Felidae | Felines
Felidae, or Felines, is a terrestrial family of furry four-legged mammalian obligate carnivores with a tendency to meow. Felidae have the most diverse fur patterns of all terrestrial carnivores, ranging from spots to stripes to solids. The family of Felidae includes domestic cats, as well as, big, wild cats such as lions. All members of the Felidae family have retractable claws and a knack for hunting and stalking their prey. While there are similarities between members of the Felidae family, there are still many differences; most live alone, but lions live in prides, and feral cats form colonies, they can live in deserts, the arctic, or jungles, and some are nocturnal while others are active during the day.
Felines can be traced back to 37 million years ago and are native to almost every region except for Australia and Antarctica. Smaller cats specifically can be traced back to western Eurasia about 10 million years ago. The domestic cat originated in ancient Egypt and Near East and was domesticated about 10,000 years ago.
Lions are the only felines that truly live in groups called prides. In prides all the females are related and live with the pride for life. A pride typically consists of 5 or 6 female lions, their cubs, and 1 or 2 male lions that mate with the female lions. Cheetah males may gather in bachelor groups temporarily.

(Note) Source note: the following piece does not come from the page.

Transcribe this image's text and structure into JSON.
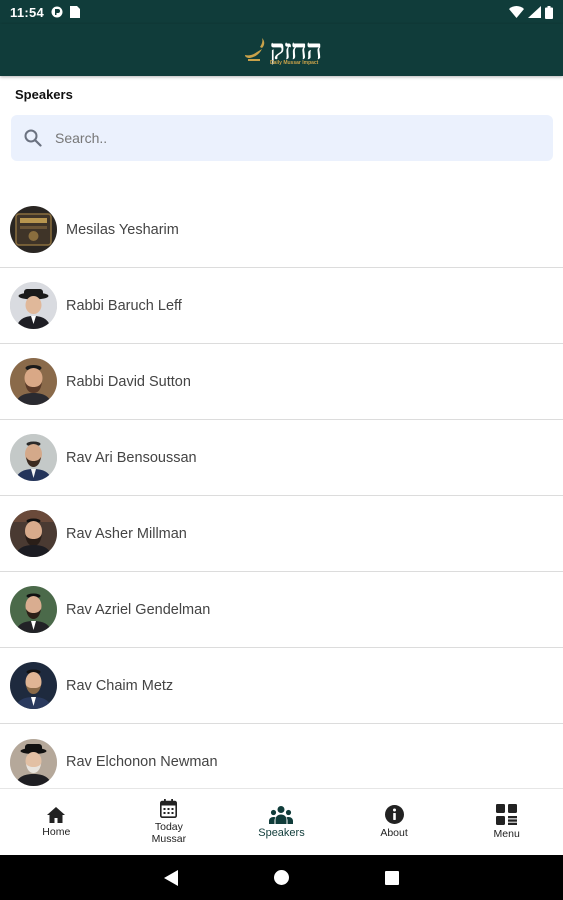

The biggest feline species is the liger, the hybrid of the lion and tiger that was developed by breeding a male lion and a female tiger. The liger weights about 795 lbs (360 kg) and can reach a length of 11 to 12 feet (3.35 – 3.65 m) with a height of 6 feet (1.82 m). Other big feline species are the Siberian Tiger, Bengal Tiger, and Lion.